  • Honesty, justified credibility, trust, trustworthiness, ‘true grit’, resilience, dependability and so forth, particularly in the humans and systems performing critical activities (another wide-ranging issue with several related controls);
  • Responsibility and accountability, including custodianship, delegation, expectations, obligations, commitments and all that …
  • … leading into ethics, professional standards of good conduct, ‘rules’, compliance and more.
The full breadth of meanings and the implications of “integrity” are the key reason I believe it deserves its place at information risk and security’s high table, along with confidentiality and availability. However, for some people in the field (perhaps a greater proportion of non-native English speakers?), it evidently has a much more restricted meaning, hence the reason for the note to this definition of information security:
"3.28
information security
preservation of confidentiality (3.10), integrity (3.36) and availability (3.7) of information
Note 1 to entry: In addition, other properties, such as authenticity (3.6), accountability, non-repudiation (3.48), and reliability (3.55) can also be involved."
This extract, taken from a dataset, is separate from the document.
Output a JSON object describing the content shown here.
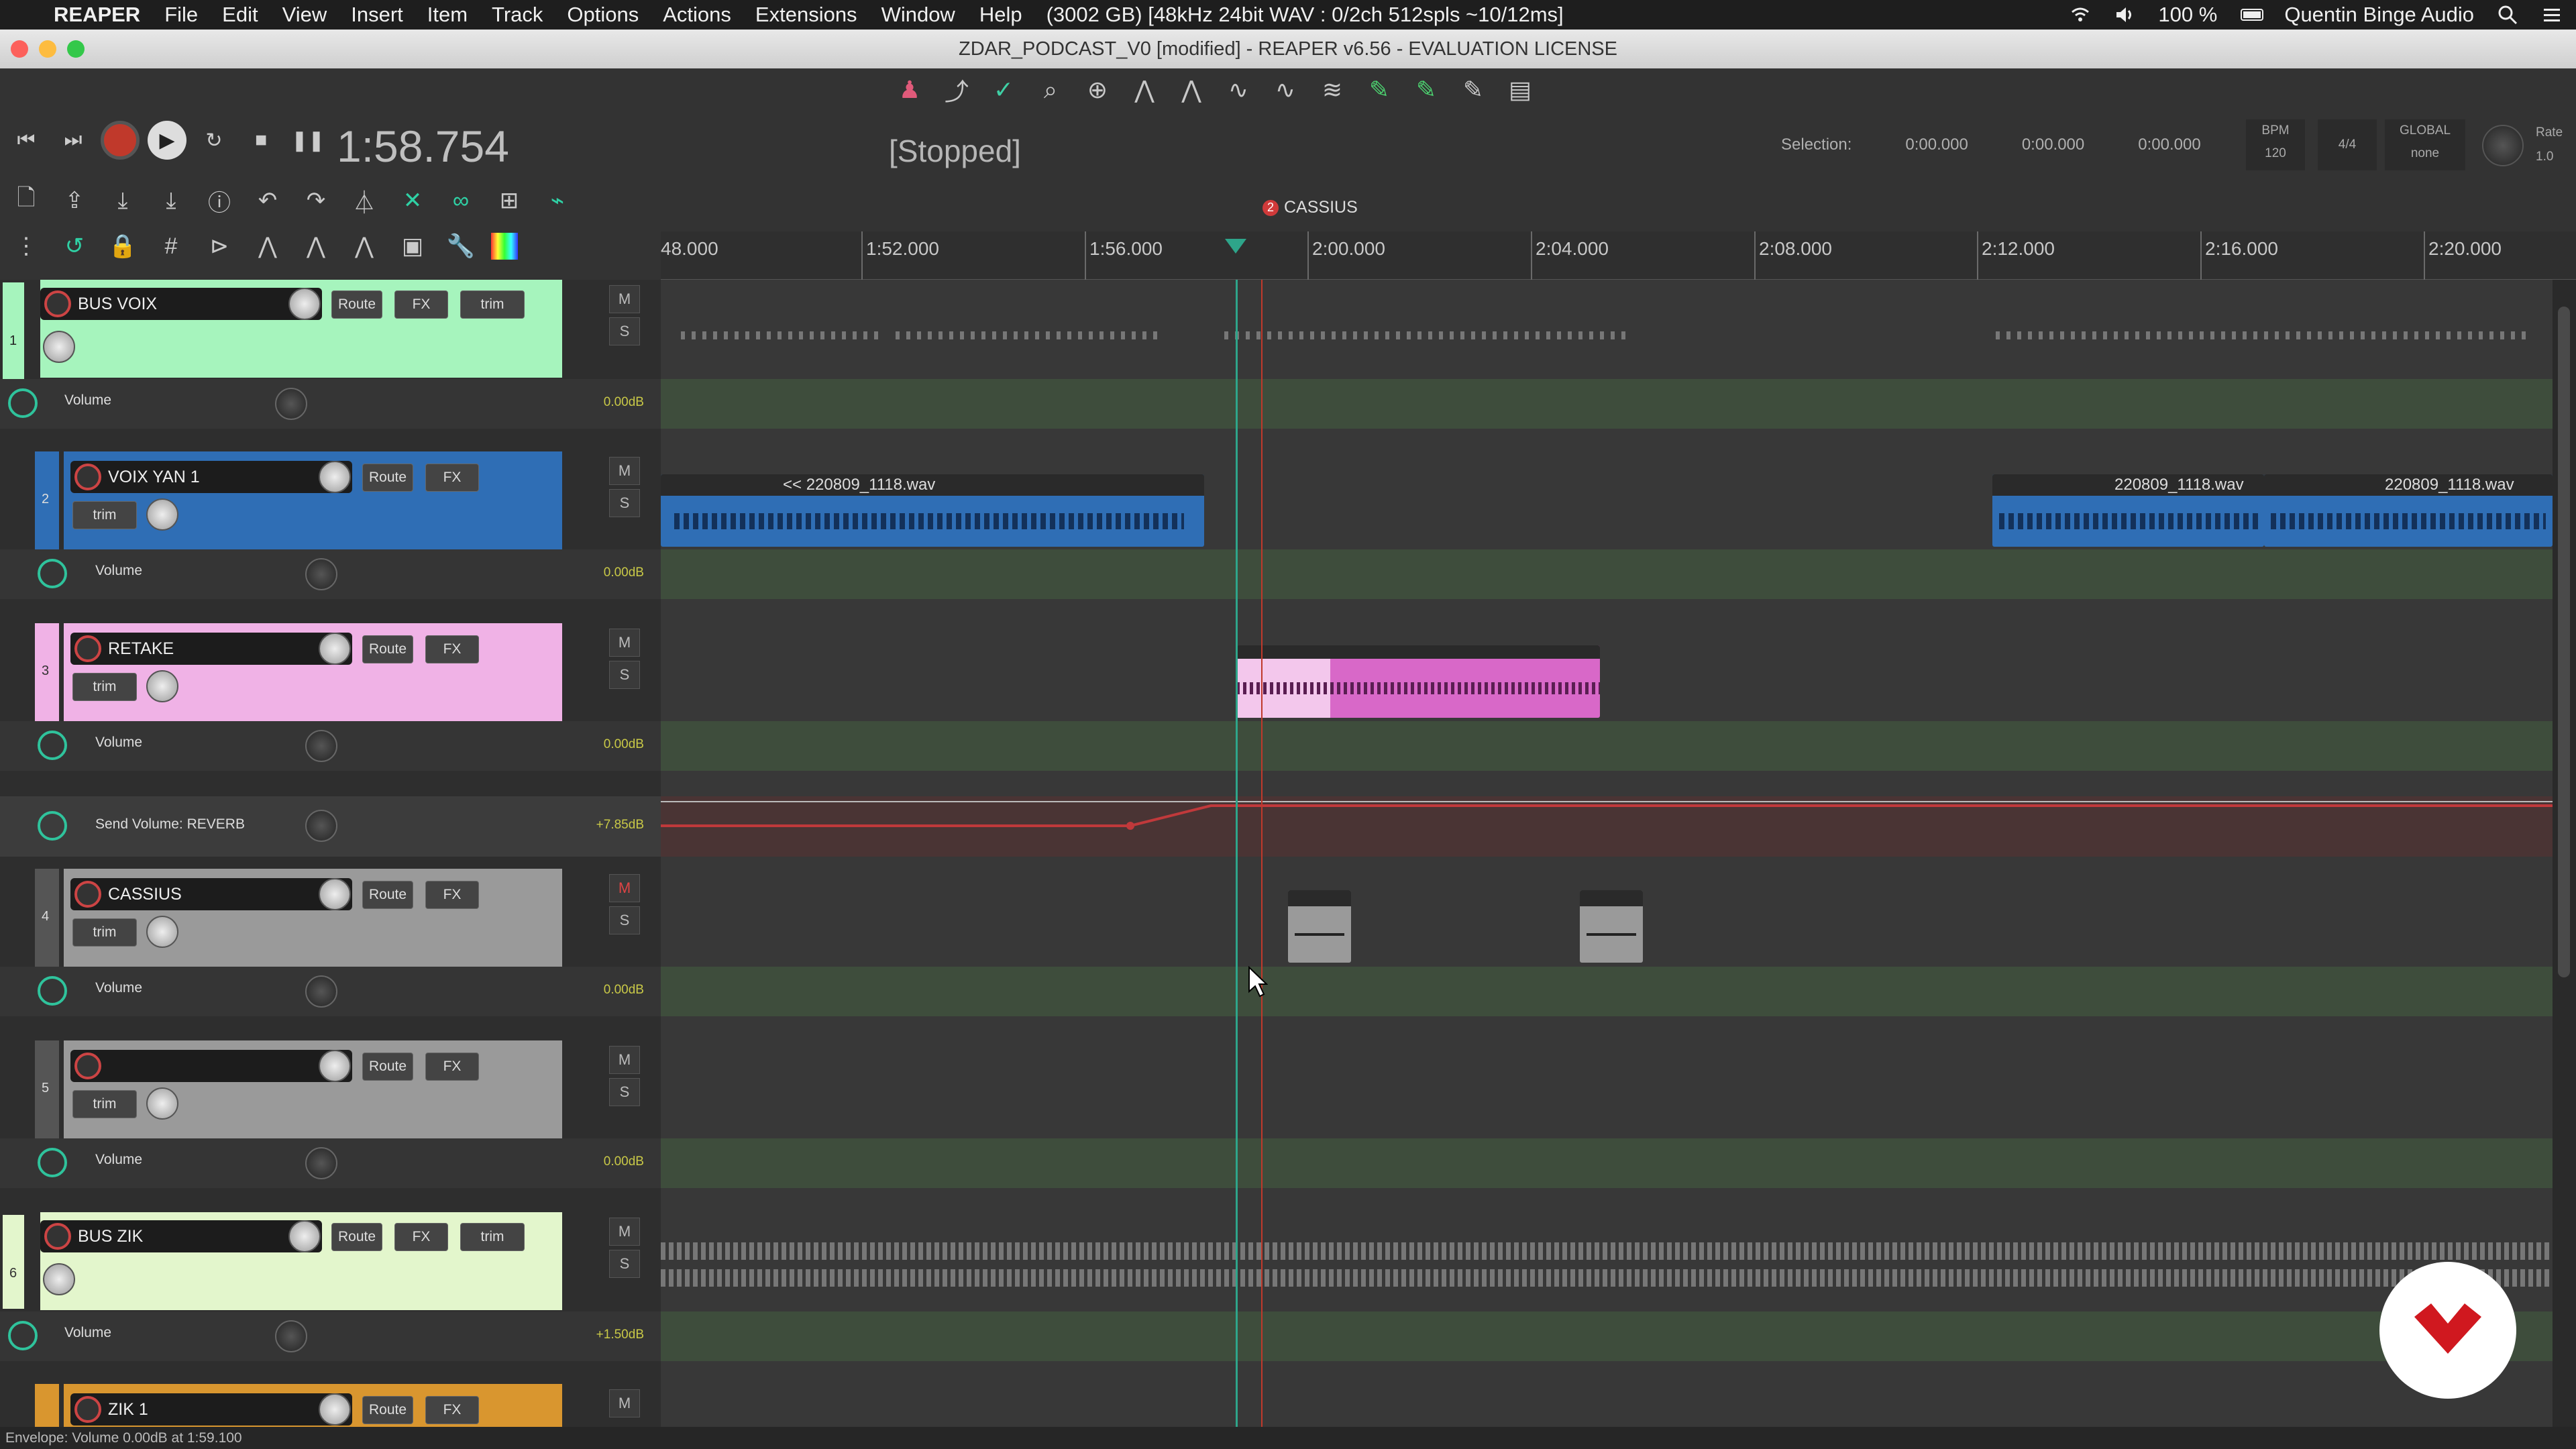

Those additional properties, and more, are to me all part of “integrity” (plus availability in the case of “reliability”).

By the way, Donn Parker has argued for years (decades!) that the CIA triad is deficient. Aside from the vagueness of “integrity” which is at least partially addressed by that note, Donn points out that there are other, materially different properties or requirements or features of information that are also an integral part of the domain, such as ownership and control – and I must say I think he’s right. A significant part of privacy, for example, is the concept that we data subjects own and hence have a right to control or choose how our personal information is used, disclosed, stored, maintained and disposed of, regardless of who actually has possession of it at any moment, and regardless of the fact that we may have chosen to disclose it to them, or failed to prevent them accessing it (e.g. by standing naked at a window!). That, for me, goes beyond CIA, although some would say it falls under responsibility, accountability and trust which is part of integrity, and of course there is a confidentiality angle. Regardless of the official/academic definitions, it’s an intriguing perspective.